TASK PROMPT:
Below is a block of entries; repeat all of it exactly but omit the pictures.

(Stored items from a collection)

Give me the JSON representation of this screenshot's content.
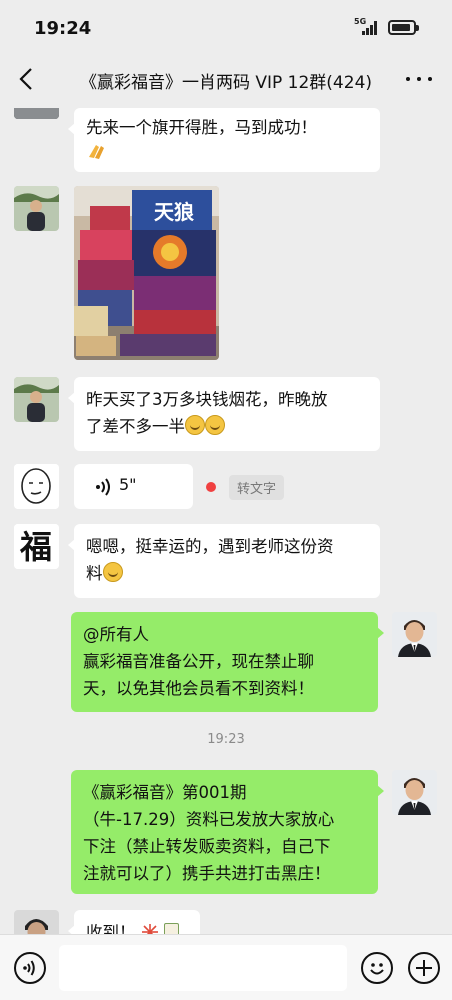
{
  "status": {
    "time": "19:24",
    "network": "5G",
    "battery_level": 0.75
  },
  "nav": {
    "title": "《赢彩福音》一肖两码 VIP 12群(424)"
  },
  "messages": {
    "m1": {
      "text": "先来一个旗开得胜，马到成功！"
    },
    "m3": {
      "line1": "昨天买了3万多块钱烟花，昨晚放",
      "line2": "了差不多一半"
    },
    "m4": {
      "duration": "5\"",
      "to_text": "转文字"
    },
    "m5": {
      "line1": "嗯嗯，挺幸运的，遇到老师这份资",
      "line2": "料"
    },
    "m6": {
      "line1": "@所有人",
      "line2": "赢彩福音准备公开，现在禁止聊",
      "line3": "天，以免其他会员看不到资料！"
    },
    "time": "19:23",
    "m7": {
      "line1": "《赢彩福音》第001期",
      "line2": "（牛-17.29）资料已发放大家放心",
      "line3": "下注（禁止转发贩卖资料，自己下",
      "line4": "注就可以了）携手共进打击黑庄！"
    },
    "m8": {
      "text": "收到！"
    }
  },
  "photo": {
    "sign_text": "天狼"
  },
  "avatars": {
    "fu_char": "福"
  }
}
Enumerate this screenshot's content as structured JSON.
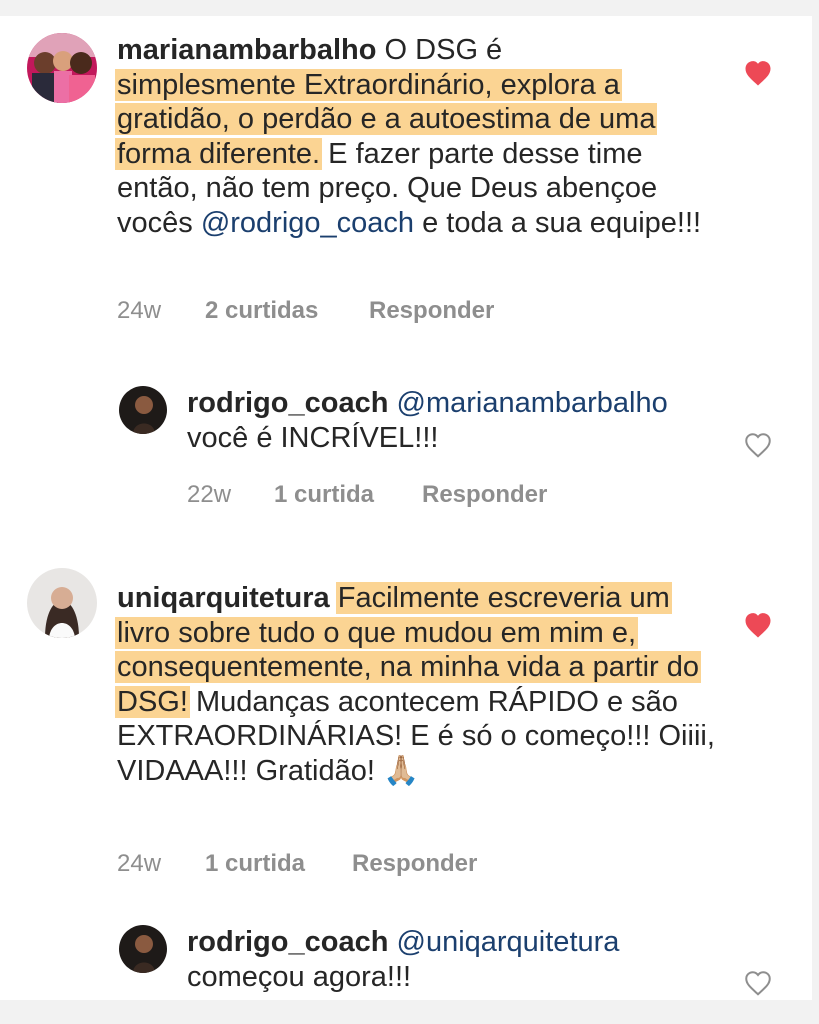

EXPECTED OUTPUT:
Give me the JSON representation of this screenshot's content.
{
  "status": {
    "time": "19:24",
    "network": "5G",
    "battery_level": 0.75
  },
  "nav": {
    "title": "《赢彩福音》一肖两码 VIP 12群(424)"
  },
  "messages": {
    "m1": {
      "text": "先来一个旗开得胜，马到成功！"
    },
    "m3": {
      "line1": "昨天买了3万多块钱烟花，昨晚放",
      "line2": "了差不多一半"
    },
    "m4": {
      "duration": "5\"",
      "to_text": "转文字"
    },
    "m5": {
      "line1": "嗯嗯，挺幸运的，遇到老师这份资",
      "line2": "料"
    },
    "m6": {
      "line1": "@所有人",
      "line2": "赢彩福音准备公开，现在禁止聊",
      "line3": "天，以免其他会员看不到资料！"
    },
    "time": "19:23",
    "m7": {
      "line1": "《赢彩福音》第001期",
      "line2": "（牛-17.29）资料已发放大家放心",
      "line3": "下注（禁止转发贩卖资料，自己下",
      "line4": "注就可以了）携手共进打击黑庄！"
    },
    "m8": {
      "text": "收到！"
    }
  },
  "photo": {
    "sign_text": "天狼"
  },
  "avatars": {
    "fu_char": "福"
  }
}
Enumerate this screenshot's content as structured JSON.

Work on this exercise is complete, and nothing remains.